Training was a whirlwind. 8 full time staff. 10 part time staff. 3 high school aged teens. 5 days. Each day began with an ice breaker. Our favorite quickly became “peel banana peel peel banana. And then go bananas go go bananas”—a wild activity involving singing, jumping, and occasionally hugging. Our staff got to know each other through goofy name games and energy builders, perfect activities to begin the summer with our campers.
In creating the training schedule, we asked, how can we build an effective team of leaders and teachers? How can we support staff to develop skills in teaching, classroom and behavior management, and curriculum development? How do we equip counselors to teach English as a second language? How do we provide staff with the necessary background about issues of refugee resettlement, the Providence Public schools, and experiences of living through war and trauma? The task seemed daunting but we dove right in.

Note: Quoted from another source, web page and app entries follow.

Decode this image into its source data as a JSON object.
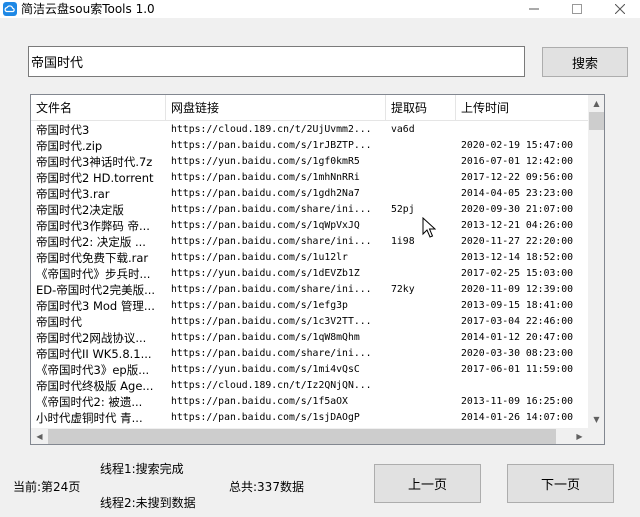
{
  "window": {
    "title": "简洁云盘sou索Tools 1.0",
    "icon": "cloud-app-icon"
  },
  "search": {
    "value": "帝国时代",
    "button_label": "搜索"
  },
  "table": {
    "columns": [
      "文件名",
      "网盘链接",
      "提取码",
      "上传时间"
    ],
    "rows": [
      {
        "name": "帝国时代3",
        "link": "https://cloud.189.cn/t/2UjUvmm2...",
        "code": "va6d",
        "time": ""
      },
      {
        "name": "帝国时代.zip",
        "link": "https://pan.baidu.com/s/1rJBZTP...",
        "code": "",
        "time": "2020-02-19 15:47:00"
      },
      {
        "name": "帝国时代3神话时代.7z",
        "link": "https://yun.baidu.com/s/1gf0kmR5",
        "code": "",
        "time": "2016-07-01 12:42:00"
      },
      {
        "name": "帝国时代2 HD.torrent",
        "link": "https://pan.baidu.com/s/1mhNnRRi",
        "code": "",
        "time": "2017-12-22 09:56:00"
      },
      {
        "name": "帝国时代3.rar",
        "link": "https://pan.baidu.com/s/1gdh2Na7",
        "code": "",
        "time": "2014-04-05 23:23:00"
      },
      {
        "name": "帝国时代2决定版",
        "link": "https://pan.baidu.com/share/ini...",
        "code": "52pj",
        "time": "2020-09-30 21:07:00"
      },
      {
        "name": "帝国时代3作弊码 帝...",
        "link": "https://pan.baidu.com/s/1qWpVxJQ",
        "code": "",
        "time": "2013-12-21 04:26:00"
      },
      {
        "name": "帝国时代2: 决定版 ...",
        "link": "https://pan.baidu.com/share/ini...",
        "code": "1i98",
        "time": "2020-11-27 22:20:00"
      },
      {
        "name": "帝国时代免费下载.rar",
        "link": "https://pan.baidu.com/s/1u12lr",
        "code": "",
        "time": "2013-12-14 18:52:00"
      },
      {
        "name": "《帝国时代》步兵时...",
        "link": "https://yun.baidu.com/s/1dEVZb1Z",
        "code": "",
        "time": "2017-02-25 15:03:00"
      },
      {
        "name": "ED-帝国时代2完美版...",
        "link": "https://pan.baidu.com/share/ini...",
        "code": "72ky",
        "time": "2020-11-09 12:39:00"
      },
      {
        "name": "帝国时代3 Mod 管理...",
        "link": "https://pan.baidu.com/s/1efg3p",
        "code": "",
        "time": "2013-09-15 18:41:00"
      },
      {
        "name": "帝国时代",
        "link": "https://pan.baidu.com/s/1c3V2TT...",
        "code": "",
        "time": "2017-03-04 22:46:00"
      },
      {
        "name": "帝国时代2网战协议...",
        "link": "https://pan.baidu.com/s/1qW8mQhm",
        "code": "",
        "time": "2014-01-12 20:47:00"
      },
      {
        "name": "帝国时代II WK5.8.1...",
        "link": "https://pan.baidu.com/share/ini...",
        "code": "",
        "time": "2020-03-30 08:23:00"
      },
      {
        "name": "《帝国时代3》ep版...",
        "link": "https://yun.baidu.com/s/1mi4vQsC",
        "code": "",
        "time": "2017-06-01 11:59:00"
      },
      {
        "name": "帝国时代终极版 Age...",
        "link": "https://cloud.189.cn/t/Iz2QNjQN...",
        "code": "",
        "time": ""
      },
      {
        "name": "《帝国时代2: 被遗...",
        "link": "https://pan.baidu.com/s/1f5aOX",
        "code": "",
        "time": "2013-11-09 16:25:00"
      },
      {
        "name": "小时代虚铜时代 青...",
        "link": "https://pan.baidu.com/s/1sjDAOgP",
        "code": "",
        "time": "2014-01-26 14:07:00"
      }
    ]
  },
  "status": {
    "current_page": "当前:第24页",
    "thread1": "线程1:搜索完成",
    "thread2": "线程2:未搜到数据",
    "total": "总共:337数据"
  },
  "nav": {
    "prev_label": "上一页",
    "next_label": "下一页"
  },
  "colors": {
    "window_bg": "#f0f0f0",
    "button_bg": "#e1e1e1",
    "titlebar_bg": "#ffffff",
    "app_icon": "#1e88e5"
  }
}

On our first day, we brainstormed on post-its about camp values. Each of us wrote down our visions, values, and hopes, and upon coming together, created a core set of camp values. Our afternoon was a scavenger hunt in South Providence. We made the clues and sent people off—staff found our camp location on Thurbers Avenue, The International Institute of Rhode Island, St. Michael’s Church where camp was held last summer, and the Institute for the Study and Practice of Nonviolence. We ended at Apsara for a meal together after visiting key locations and community institutions in South Providence. The first day gave staff a sense of the landscape we are working in and helped to build our team.
One of the best trainings was led by a teacher and trainer who works in Central Falls, Rhode Island. When we arrived at the training, she had set up her “classroom” complete with books, sticky notes, balls, and a morning message. As she began her lesson, we were her eager students. She chose a leader and we filled out the morning message. It read something like, “Today is ________ and it is ________ outside. Have a _______day.” “Have a fabulous day,” the class leader wrote. We read the phrase out loud together. We learned about the importance of starting each day with a morning routine. Read aloud was next. We stopped every few minutes to make predictions and discuss the characters. We ended by doing a post-it activity about the main character’s feelings at the beginning, middle, and end of the book. We learned about building vocabulary and comprehension skills, about the importance of read aloud, about different strategies to build understanding of the text. I was incredibly impressed by how much care went in to choosing the books—a good story matters, we learned. The training was phenomenal because in modeling different games, activities, and strategies, our staff got a sense of how to both develop and implement curriculum. We were also trained by a Providence Public School teacher who works with first grade ELL students. She gave us many ideas for center-based learning in which students can rotate through different activities. As she explained each activity, we were inspired by her real love of teaching. She referred to the activities as a bible and when our staff received copies, they were thrilled. The trainings helped staff understand how to structure their days, how to build in routines, and how to make basic spelling, phonics work, and reading comprehension engaging.
The trainings continued. We were trained on positive behavior management strategies. As we did role plays and debriefs, we discussed effective ways to manage behavior. We discussed systems of positive discipline and brainstormed how to minimize violent situations or bullying. In another training, we visited the International Institute of Rhode Island and learned more about refugee resettlement in Providence and the work of the International Institute. We met with Akimana Abdourahim, the school liaison, who is a huge support in planning and running summer camp. (He supported us in visiting each house and enrolling students in summer camp.) This visit gave staff a real sense of how integral The International Institute is to BRYTE’s success. Other trainings included discussions on social justice pedagogy and our reasons for doing this work. Why are we here, we asked. I was continually impressed by the honest conversation—the willingness, after just a few days, to push each other. Sitting around a table planning summer camp workshops, there was a sense of real nervousness and excitement. What kind of art workshop will I lead? How will I teach music? What will it mean to teach 6 year olds soccer? What behavior management system will I implement in my classroom? What should my first morning message be? What book will we read together? How can I inspire a love of learning?
On Friday, we moved into Juanita Sanchez High School on Thurbers Avenue. We carried boxes and boxes of supplies to the third floor, peeking into the classrooms. Standing, sweating, on the third floor hallway filled with books, notebooks, paints, and pens, it was real.
-Jesse McGleughlin, Co-Director